Breech is the ultimate time in birth where we must practice the 3 Ps: “patience, patience, patience.” The birthing woman should avoid bearing down for 45 minutes after full dilation is achieved (or when she first feels rectal pushiness) to avoid the possibility of the head becoming trapped if the cervix still has another cm of dilating to do. Have the birthing woman get into knee/chest to get as much control over her pushing urge as possible. Even with this “no push” effort, the baby’s bum will be at the introitus after 45 minutes, but you’ll be assured that full dilation has been accomplished by waiting the 45 minutes. The baby’s body should be birthed in 4-7 minutes after the body is out to the umbilicus.

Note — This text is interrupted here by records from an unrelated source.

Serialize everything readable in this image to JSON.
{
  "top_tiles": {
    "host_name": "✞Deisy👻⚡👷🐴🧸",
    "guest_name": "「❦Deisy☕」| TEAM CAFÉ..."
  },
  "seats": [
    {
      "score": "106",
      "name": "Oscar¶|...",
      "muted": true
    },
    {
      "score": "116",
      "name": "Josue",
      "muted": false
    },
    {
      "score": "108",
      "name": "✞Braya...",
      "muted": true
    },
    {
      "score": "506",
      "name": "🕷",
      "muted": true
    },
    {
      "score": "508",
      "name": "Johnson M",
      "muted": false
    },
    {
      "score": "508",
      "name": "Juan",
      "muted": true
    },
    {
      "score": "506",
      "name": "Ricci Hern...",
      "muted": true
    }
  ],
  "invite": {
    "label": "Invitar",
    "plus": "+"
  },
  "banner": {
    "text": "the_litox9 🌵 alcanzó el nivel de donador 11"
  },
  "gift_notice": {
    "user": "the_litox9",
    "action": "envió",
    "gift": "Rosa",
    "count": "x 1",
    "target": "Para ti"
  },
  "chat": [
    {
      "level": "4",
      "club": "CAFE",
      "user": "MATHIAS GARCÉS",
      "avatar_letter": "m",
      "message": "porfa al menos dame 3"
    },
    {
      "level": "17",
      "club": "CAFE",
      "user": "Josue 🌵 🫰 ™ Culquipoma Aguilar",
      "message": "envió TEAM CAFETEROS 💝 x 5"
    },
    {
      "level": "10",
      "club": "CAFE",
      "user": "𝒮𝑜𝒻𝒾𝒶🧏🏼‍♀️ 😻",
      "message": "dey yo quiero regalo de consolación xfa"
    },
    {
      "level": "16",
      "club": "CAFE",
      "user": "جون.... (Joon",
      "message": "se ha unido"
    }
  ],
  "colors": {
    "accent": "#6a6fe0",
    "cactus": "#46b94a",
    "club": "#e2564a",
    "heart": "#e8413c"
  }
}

The mother should be instructed to slowly pant the top of the head out. Great care must be taken with the birth of the top of the baby’s head because a sudden great push that completely expels the head can result in a tear of the cerebral tentorum (a drumskin-like membrane that protects the brain) when the overlapping bones of the skull are suddenly freed. Bringing the nose and mouth out is all that’s necessary to establish breathing for the baby, and then the mother should be instructed to halt all pushing effort and let the top of the head ease out slowly.
I have attended water and land breech births and have come to the conclusion that breech birth is best done out of water. The airway needs to be established for the baby as soon as possible. Again, the top of the head should not be hurried out. On dry land, the baby can stop at the nose and the mother can slowly pant the top of the head out. I ascribe to “hands off the breech” but the reason it’s tricky is that sometimes the baby descends in a posterior position (back of baby to mom’s back) and that is not ideal or the arm(s) can be above the head. It’s not always “hands off”. Sometimes the practitioner has to do maneuvers. There’s also a big difference between a 4th baby coming breech and a first or VBAC baby coming breech. A first baby can certainly be born smoothly and easily in the breech position but the first stage should go well in order for the birth to continue on into the second and third stages.
There are a lot of fine distinctions in keeping breech birth as safe as possible. It’s very helpful to do mockups of breech birth with other midwives/students.
The breech baby has weaker neck muscles, keeps his little feet up near his face for a few days, has a greater likelihood of having dislocated hips, and has a flatter top of the head than the vertex baby. They march to the tune of a different drummer but are sweet as can be.
The art of catching breech babies is being kept alive by some special midwives around the world. You can see photos of a midwife-attended breech birth at Lisa Barrett’s website. Mary Cronk, a UK midwife, is a recognized expert in natural breech birth. Maggie Banks of New Zealand is the goddess of breech in that country.
My friend, Patricia Blomme, of Calgary, Alberta had a vaginal breech birth with her third pregnancy. She has a blog on the subject . Patricia had a vaginal breech birth and subsequently gave birth to twins, one of whom was breech.
*some parts of this post have been previously published in Midwifery Today.*